Wildcats praise alternative transportation
Upon arriving on campus in the late morning, some students find themselves patrolling the parking lots for a spot, or even following other students who are walking to their car. While all this is going on, some students are arriving on campus without the parking woes.
Jose Cortes, a Weber State University junior studying art, said he rides the bus from Clearfield because driving would be a waste of gas. Even though he has to wake up to catch the bus at 7:30 a.m. in order to be at school for an 8:30 a.m. class, he said it’s less expensive.
Michael Ropp, a WSU freshman in musical theater, also rides the bus for an hour to get to campus for an early class, his reason being that his car is broken. David Harrison, a WSU junior in English, gave a similar reason as to why he rides the bus to get to campus in the morning.

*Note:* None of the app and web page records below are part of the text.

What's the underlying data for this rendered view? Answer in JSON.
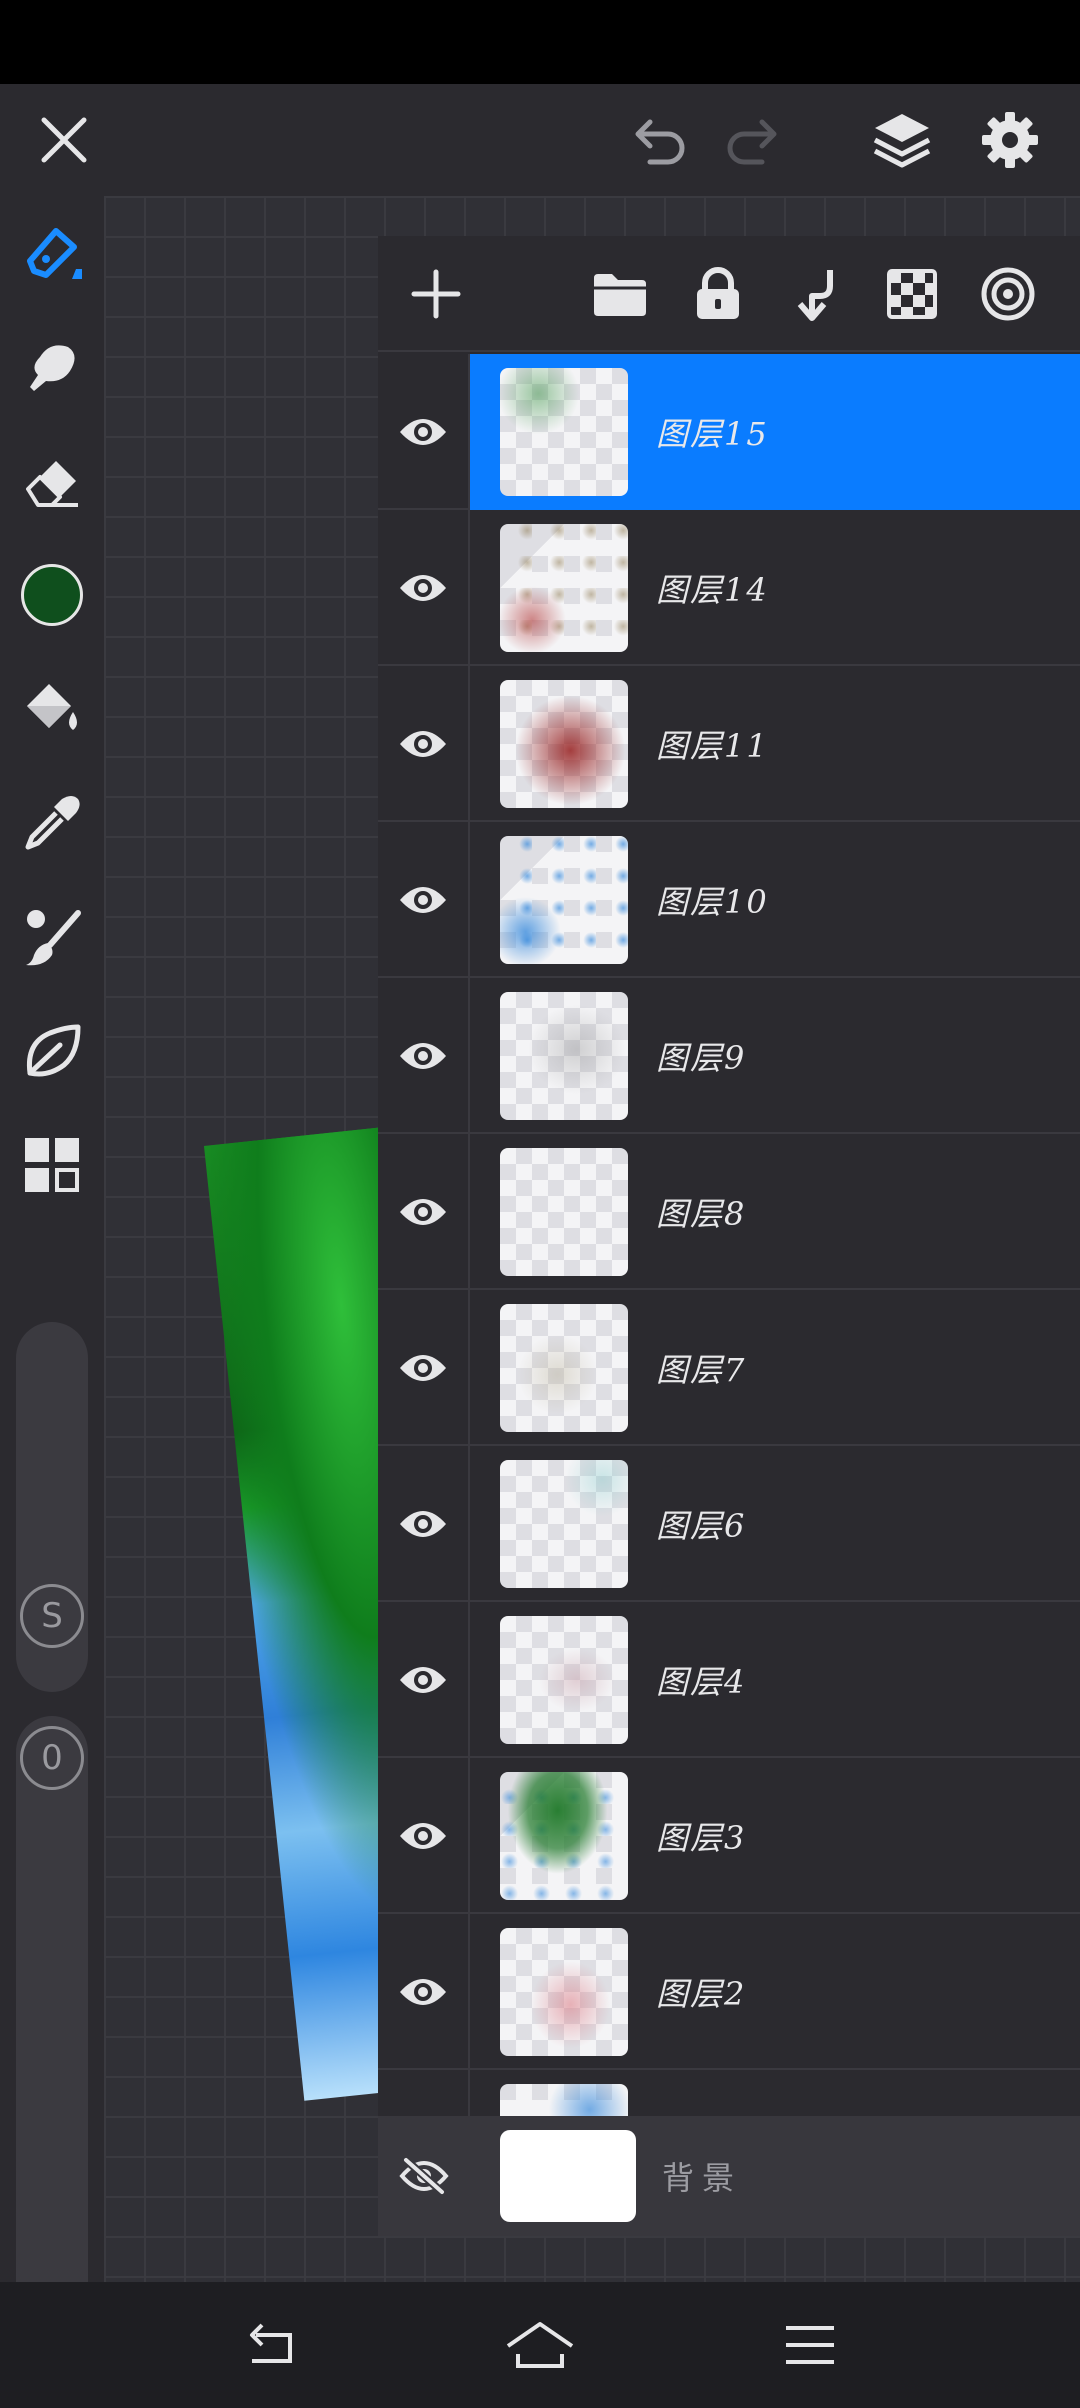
{
  "app": {
    "accent_color": "#0a7cff",
    "toolbar_bg": "#2b2a2f"
  },
  "top_toolbar": {
    "close_icon": "close-icon",
    "undo_icon": "undo-icon",
    "redo_icon": "redo-icon",
    "layers_icon": "layers-icon",
    "settings_icon": "gear-icon"
  },
  "left_toolbar": {
    "tools": [
      "brush-icon",
      "smudge-icon",
      "eraser-icon",
      "color-swatch",
      "fill-bucket-icon",
      "eyedropper-icon",
      "blend-brush-icon",
      "leaf-icon",
      "grid-icon"
    ],
    "current_color": "#0f4f1d",
    "size_slider_label": "S",
    "opacity_slider_label": "0"
  },
  "layers_panel": {
    "toolbar": [
      "add-layer-icon",
      "folder-icon",
      "lock-icon",
      "merge-down-icon",
      "transparency-icon",
      "target-icon"
    ],
    "layers": [
      {
        "name": "图层15",
        "visible": true,
        "selected": true
      },
      {
        "name": "图层14",
        "visible": true,
        "selected": false
      },
      {
        "name": "图层11",
        "visible": true,
        "selected": false
      },
      {
        "name": "图层10",
        "visible": true,
        "selected": false
      },
      {
        "name": "图层9",
        "visible": true,
        "selected": false
      },
      {
        "name": "图层8",
        "visible": true,
        "selected": false
      },
      {
        "name": "图层7",
        "visible": true,
        "selected": false
      },
      {
        "name": "图层6",
        "visible": true,
        "selected": false
      },
      {
        "name": "图层4",
        "visible": true,
        "selected": false
      },
      {
        "name": "图层3",
        "visible": true,
        "selected": false
      },
      {
        "name": "图层2",
        "visible": true,
        "selected": false
      }
    ],
    "background_layer": {
      "name": "背景",
      "visible": false
    }
  },
  "nav_bar": {
    "back_icon": "back-icon",
    "home_icon": "home-icon",
    "menu_icon": "menu-icon"
  }
}
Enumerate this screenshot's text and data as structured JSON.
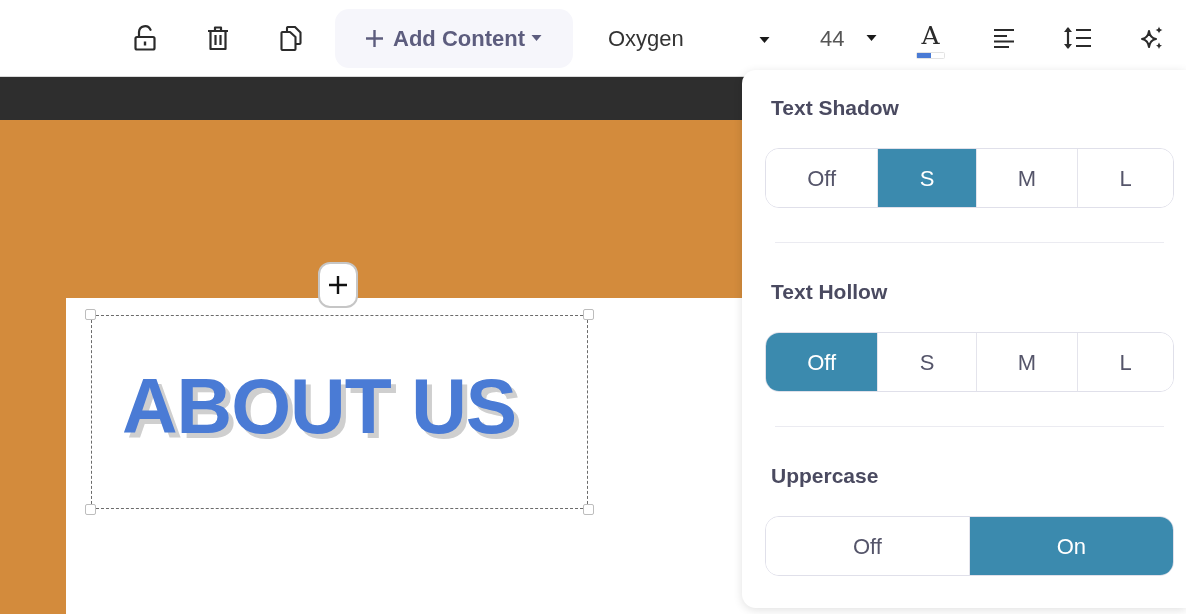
{
  "toolbar": {
    "add_content": "Add Content",
    "font": "Oxygen",
    "font_size": "44",
    "text_color_glyph": "A"
  },
  "canvas": {
    "heading": "ABOUT US"
  },
  "text_panel": {
    "sections": [
      {
        "label": "Text Shadow",
        "options": [
          {
            "label": "Off",
            "selected": false
          },
          {
            "label": "S",
            "selected": true
          },
          {
            "label": "M",
            "selected": false
          },
          {
            "label": "L",
            "selected": false
          }
        ]
      },
      {
        "label": "Text Hollow",
        "options": [
          {
            "label": "Off",
            "selected": true
          },
          {
            "label": "S",
            "selected": false
          },
          {
            "label": "M",
            "selected": false
          },
          {
            "label": "L",
            "selected": false
          }
        ]
      },
      {
        "label": "Uppercase",
        "options": [
          {
            "label": "Off",
            "selected": false
          },
          {
            "label": "On",
            "selected": true
          }
        ]
      }
    ]
  }
}
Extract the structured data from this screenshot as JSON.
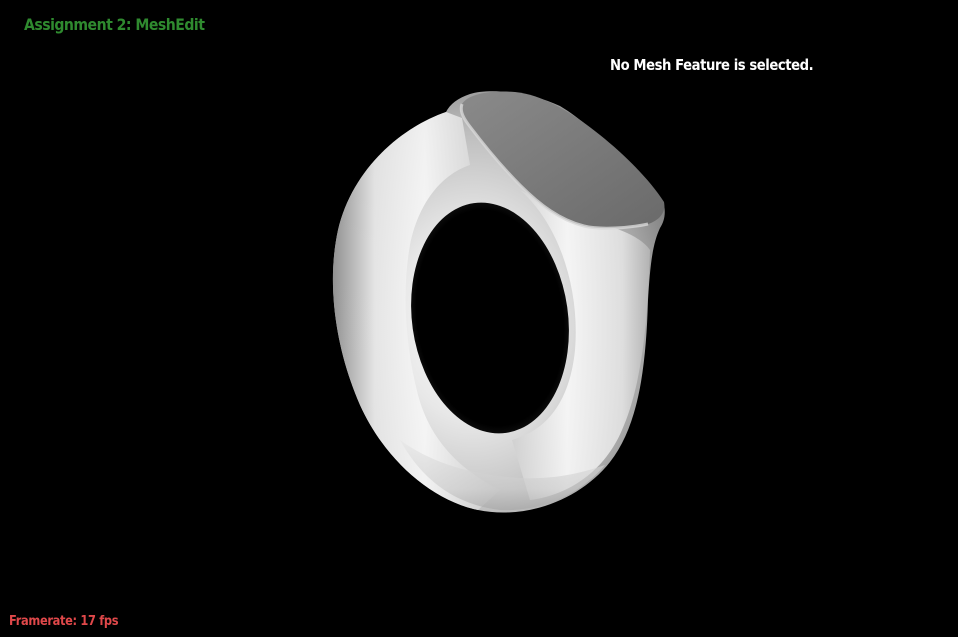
{
  "app": {
    "title": "Assignment 2: MeshEdit"
  },
  "hud": {
    "selection_status": "No Mesh Feature is selected.",
    "framerate_label": "Framerate: 17 fps"
  },
  "colors": {
    "background": "#000000",
    "title": "#2f8a2f",
    "status": "#ffffff",
    "framerate": "#e0484a",
    "mesh_light": "#f4f4f4",
    "mesh_dark": "#555555"
  },
  "viewport": {
    "model": "ring-mesh"
  }
}
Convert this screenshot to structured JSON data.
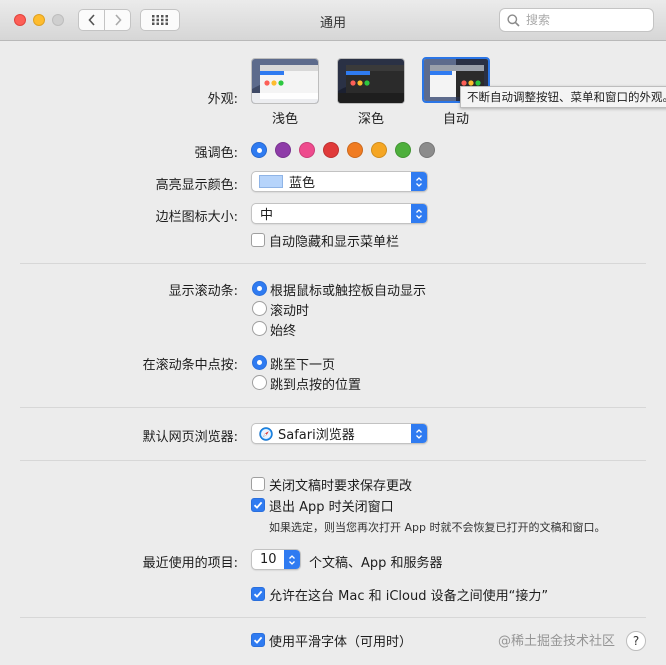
{
  "window": {
    "title": "通用"
  },
  "search": {
    "placeholder": "搜索"
  },
  "appearance": {
    "label": "外观:",
    "options": [
      {
        "name": "浅色",
        "selected": false
      },
      {
        "name": "深色",
        "selected": false
      },
      {
        "name": "自动",
        "selected": true
      }
    ],
    "tooltip": "不断自动调整按钮、菜单和窗口的外观。"
  },
  "accent": {
    "label": "强调色:",
    "colors": [
      "#2f7bf1",
      "#8e3ca8",
      "#ee4b8d",
      "#e03a3a",
      "#f07c22",
      "#f5a623",
      "#4eaf3c",
      "#8c8c8c"
    ],
    "selected_index": 0
  },
  "highlight": {
    "label": "高亮显示颜色:",
    "value": "蓝色",
    "swatch": "#b6d4fb"
  },
  "sidebar_icon": {
    "label": "边栏图标大小:",
    "value": "中"
  },
  "autohide_menubar": {
    "label": "自动隐藏和显示菜单栏",
    "checked": false
  },
  "scrollbars": {
    "label": "显示滚动条:",
    "options": [
      "根据鼠标或触控板自动显示",
      "滚动时",
      "始终"
    ],
    "selected_index": 0
  },
  "scroll_click": {
    "label": "在滚动条中点按:",
    "options": [
      "跳至下一页",
      "跳到点按的位置"
    ],
    "selected_index": 0
  },
  "browser": {
    "label": "默认网页浏览器:",
    "value": "Safari浏览器"
  },
  "close_docs": {
    "ask_save": {
      "label": "关闭文稿时要求保存更改",
      "checked": false
    },
    "close_windows": {
      "label": "退出 App 时关闭窗口",
      "checked": true
    },
    "note": "如果选定，则当您再次打开 App 时就不会恢复已打开的文稿和窗口。"
  },
  "recent_items": {
    "label": "最近使用的项目:",
    "value": "10",
    "suffix": "个文稿、App 和服务器"
  },
  "handoff": {
    "label": "允许在这台 Mac 和 iCloud 设备之间使用“接力”",
    "checked": true
  },
  "font_smoothing": {
    "label": "使用平滑字体（可用时）",
    "checked": true
  },
  "help_label": "?",
  "watermark": "@稀土掘金技术社区"
}
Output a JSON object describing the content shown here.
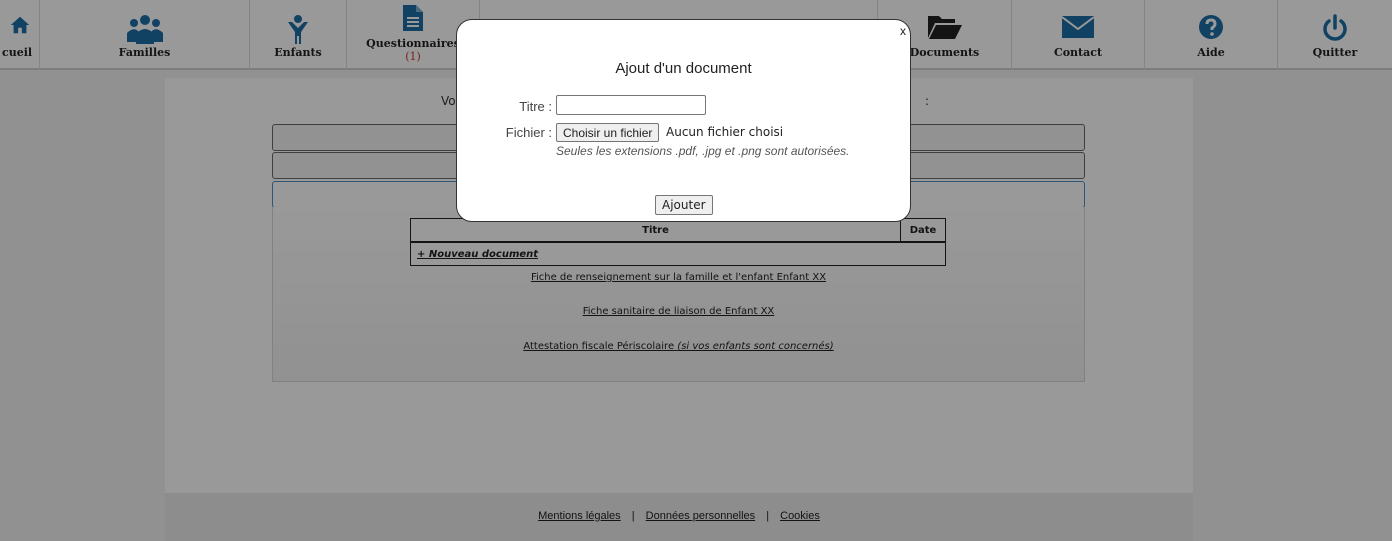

“It’s easier and cheaper than buying a car,” he said.
Cortes, Ropp, Harrison and another WSU student, Sean Kosobud, ride the bus every day they have classes on campus. They come from locations as far as Layton and Pleasant View.
Some students don’t travel to campus on the bus every day. Nayab Ashtaq, a WSU student working on her generals, rides the bus on days when the weather is bad. Other students said they ride the bus on days they don’t have to be on campus early because it becomes harder to find parking around midday.
Students aren’t the only ones putting their gas cards away and pulling their bus passes out. Pepper Glass, a professor in the department of sociology and anthropology, also commutes to school using the bus and train systems. Glass lives in Salt Lake City and wakes up at 6:30 a.m. to catch the train into Ogden and then buses up to campus. He does this three or four times a week.
“I’ve only driven — actually it’s only been twice since I moved in June,” Glass said. “So I’m pretty impressed with that.”
Glass said he commutes because, having lived in Los Angeles, he has been commuting for years. He said the only difference between commuting in other cities and commuting in Ogden is that the systems are less crowded.
Glass said riding the train creates a set time for him to do more work. During the hour and so of travel time to campus, he grades papers or reads.
“The train is really nice because you can sit and work,” Glass said. “I can set up my little office and have that while on the train for an hour and a half each day.”
Because the train has a wireless Internet connection, Glass said, he can do the same things on the train as he does in his office on campus.
“It’s like an extension of my office,” he said.
Whether students utilize their free train rides, like Glass does, to get in some studying or do a bit of homework, or are trying to save money by opting to take the bus, many students said they think it’s a better option than driving.